Start of Data for processing

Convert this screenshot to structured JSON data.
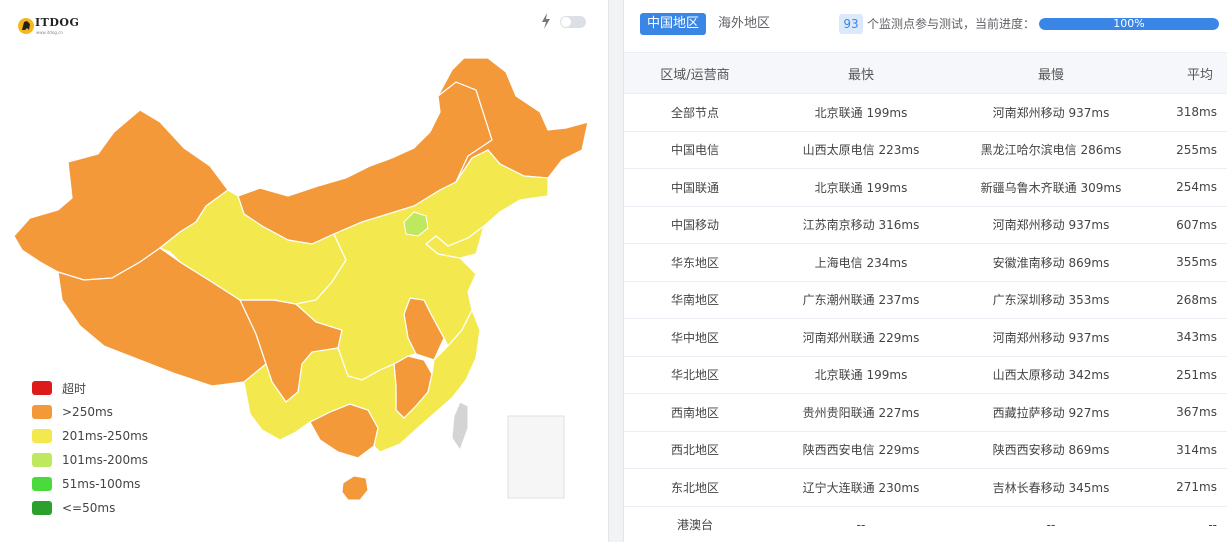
{
  "logo": {
    "text": "ITDOG",
    "subtext": "www.itdog.cn"
  },
  "toolbar": {
    "bolt_icon": "bolt-icon",
    "toggle_state": "off"
  },
  "map": {
    "region": "china",
    "colors": {
      "orange": "#f3993a",
      "yellow": "#f3e94e",
      "lightgreen": "#bde860",
      "gray": "#d4d4d4",
      "border": "#ffffff"
    }
  },
  "legend": {
    "items": [
      {
        "label": "超时",
        "color": "#dd1b1b"
      },
      {
        "label": ">250ms",
        "color": "#f3993a"
      },
      {
        "label": "201ms-250ms",
        "color": "#f3e94e"
      },
      {
        "label": "101ms-200ms",
        "color": "#bde860"
      },
      {
        "label": "51ms-100ms",
        "color": "#4ada3c"
      },
      {
        "label": "<=50ms",
        "color": "#2ca02c"
      }
    ]
  },
  "tabs": {
    "china": "中国地区",
    "overseas": "海外地区",
    "active": "china"
  },
  "progress": {
    "node_count": "93",
    "text": "个监测点参与测试，当前进度：",
    "percent_label": "100%",
    "percent": 100
  },
  "table": {
    "headers": {
      "region": "区域/运营商",
      "fastest": "最快",
      "slowest": "最慢",
      "average": "平均"
    },
    "rows": [
      {
        "region": "全部节点",
        "fastest": "北京联通 199ms",
        "slowest": "河南郑州移动 937ms",
        "average": "318ms"
      },
      {
        "region": "中国电信",
        "fastest": "山西太原电信 223ms",
        "slowest": "黑龙江哈尔滨电信 286ms",
        "average": "255ms"
      },
      {
        "region": "中国联通",
        "fastest": "北京联通 199ms",
        "slowest": "新疆乌鲁木齐联通 309ms",
        "average": "254ms"
      },
      {
        "region": "中国移动",
        "fastest": "江苏南京移动 316ms",
        "slowest": "河南郑州移动 937ms",
        "average": "607ms"
      },
      {
        "region": "华东地区",
        "fastest": "上海电信 234ms",
        "slowest": "安徽淮南移动 869ms",
        "average": "355ms"
      },
      {
        "region": "华南地区",
        "fastest": "广东潮州联通 237ms",
        "slowest": "广东深圳移动 353ms",
        "average": "268ms"
      },
      {
        "region": "华中地区",
        "fastest": "河南郑州联通 229ms",
        "slowest": "河南郑州移动 937ms",
        "average": "343ms"
      },
      {
        "region": "华北地区",
        "fastest": "北京联通 199ms",
        "slowest": "山西太原移动 342ms",
        "average": "251ms"
      },
      {
        "region": "西南地区",
        "fastest": "贵州贵阳联通 227ms",
        "slowest": "西藏拉萨移动 927ms",
        "average": "367ms"
      },
      {
        "region": "西北地区",
        "fastest": "陕西西安电信 229ms",
        "slowest": "陕西西安移动 869ms",
        "average": "314ms"
      },
      {
        "region": "东北地区",
        "fastest": "辽宁大连联通 230ms",
        "slowest": "吉林长春移动 345ms",
        "average": "271ms"
      },
      {
        "region": "港澳台",
        "fastest": "--",
        "slowest": "--",
        "average": "--"
      }
    ]
  }
}
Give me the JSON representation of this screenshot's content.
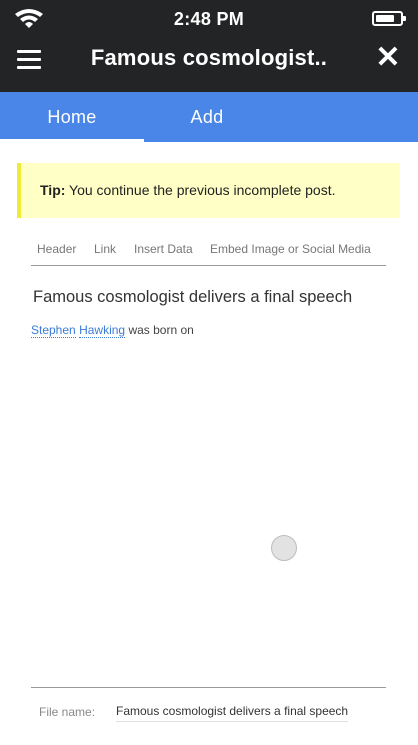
{
  "status_bar": {
    "time": "2:48 PM",
    "icons": [
      "wifi-icon",
      "battery-icon"
    ]
  },
  "app_bar": {
    "title": "Famous cosmologist..",
    "menu_icon": "hamburger-menu-icon",
    "close_icon": "close-icon"
  },
  "tabs": [
    {
      "label": "Home",
      "active": true
    },
    {
      "label": "Add",
      "active": false
    }
  ],
  "tip": {
    "label": "Tip:",
    "text": " You continue the previous incomplete post."
  },
  "editor_toolbar": {
    "items": [
      "Header",
      "Link",
      "Insert Data",
      "Embed Image or Social Media"
    ]
  },
  "post": {
    "headline": "Famous cosmologist delivers a final speech",
    "link1": "Stephen",
    "link2": "Hawking",
    "text": "was born on"
  },
  "footer": {
    "file_name_label": "File name:",
    "file_name_value": "Famous cosmologist delivers a final speech"
  },
  "colors": {
    "status_bar": "#222426",
    "tab_bar": "#4a86e8",
    "tip_background": "#ffffc6",
    "tip_border": "#f0ea3a",
    "link": "#3a7bd5"
  }
}
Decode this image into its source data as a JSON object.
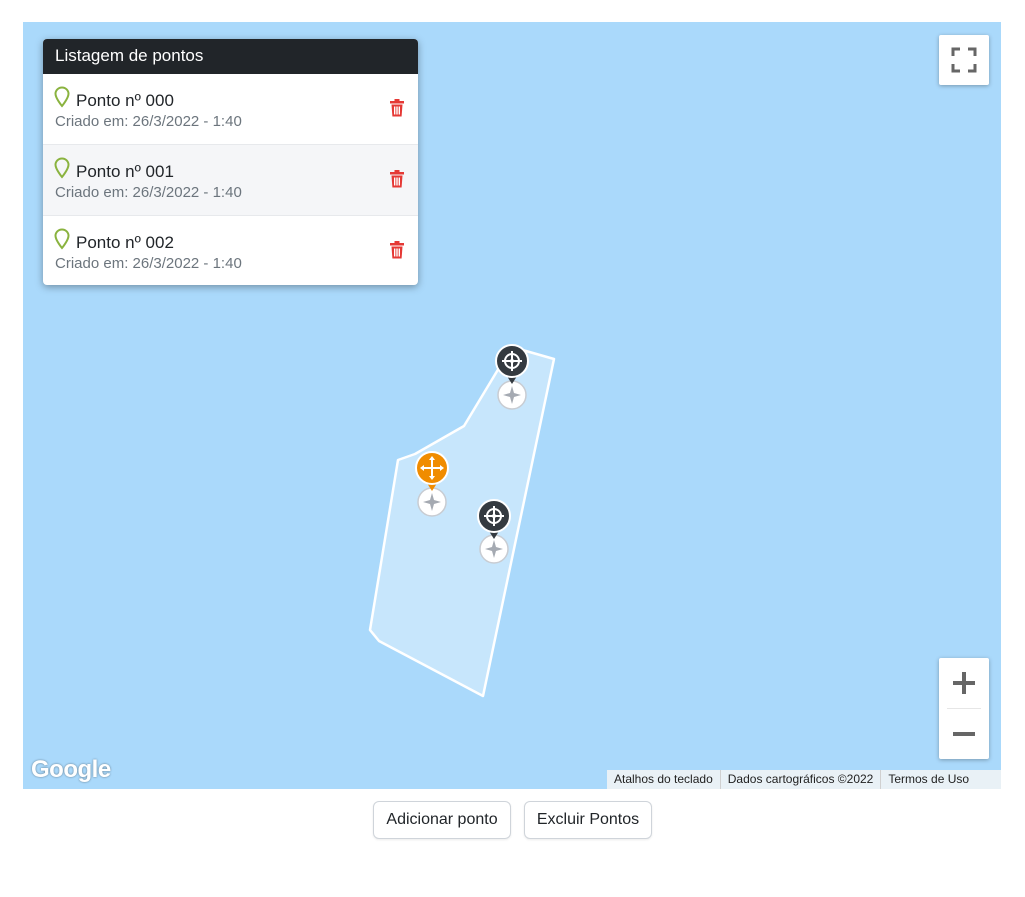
{
  "panel": {
    "title": "Listagem de pontos",
    "items": [
      {
        "label": "Ponto nº 000",
        "created": "Criado em: 26/3/2022 - 1:40"
      },
      {
        "label": "Ponto nº 001",
        "created": "Criado em: 26/3/2022 - 1:40"
      },
      {
        "label": "Ponto nº 002",
        "created": "Criado em: 26/3/2022 - 1:40"
      }
    ]
  },
  "map": {
    "logo": "Google",
    "attribution": {
      "shortcuts": "Atalhos do teclado",
      "data": "Dados cartográficos ©2022",
      "terms": "Termos de Uso"
    },
    "icons": {
      "fullscreen": "fullscreen-icon",
      "zoom_in": "plus-icon",
      "zoom_out": "minus-icon",
      "marker": "crosshair-icon",
      "marker_active": "move-icon",
      "point": "map-pin-icon",
      "delete": "trash-icon"
    }
  },
  "colors": {
    "water": "#aad9fb",
    "polygon_fill": "#cce7fb",
    "marker_dark": "#343a40",
    "marker_active": "#f08c00",
    "pin_green": "#8ab33f",
    "trash_red": "#e53935",
    "header_dark": "#212529"
  },
  "buttons": {
    "add": "Adicionar ponto",
    "delete_all": "Excluir Pontos"
  }
}
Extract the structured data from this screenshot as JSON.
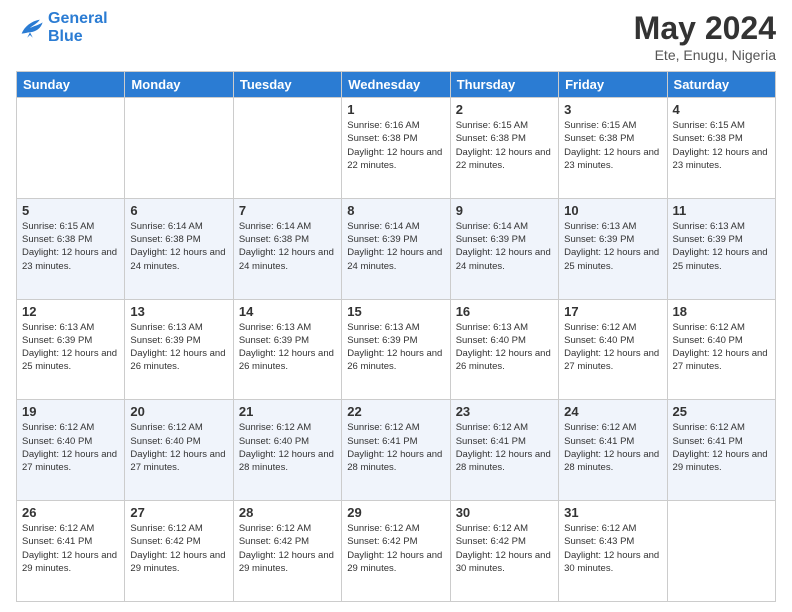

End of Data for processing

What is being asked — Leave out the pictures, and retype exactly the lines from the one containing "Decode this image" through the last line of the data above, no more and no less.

Your response —
Decode this image into its source data as a JSON object.
{
  "panel": {
    "title": "Listagem de pontos",
    "items": [
      {
        "label": "Ponto nº 000",
        "created": "Criado em: 26/3/2022 - 1:40"
      },
      {
        "label": "Ponto nº 001",
        "created": "Criado em: 26/3/2022 - 1:40"
      },
      {
        "label": "Ponto nº 002",
        "created": "Criado em: 26/3/2022 - 1:40"
      }
    ]
  },
  "map": {
    "logo": "Google",
    "attribution": {
      "shortcuts": "Atalhos do teclado",
      "data": "Dados cartográficos ©2022",
      "terms": "Termos de Uso"
    },
    "icons": {
      "fullscreen": "fullscreen-icon",
      "zoom_in": "plus-icon",
      "zoom_out": "minus-icon",
      "marker": "crosshair-icon",
      "marker_active": "move-icon",
      "point": "map-pin-icon",
      "delete": "trash-icon"
    }
  },
  "colors": {
    "water": "#aad9fb",
    "polygon_fill": "#cce7fb",
    "marker_dark": "#343a40",
    "marker_active": "#f08c00",
    "pin_green": "#8ab33f",
    "trash_red": "#e53935",
    "header_dark": "#212529"
  },
  "buttons": {
    "add": "Adicionar ponto",
    "delete_all": "Excluir Pontos"
  }
}
Extract the structured data from this screenshot as JSON.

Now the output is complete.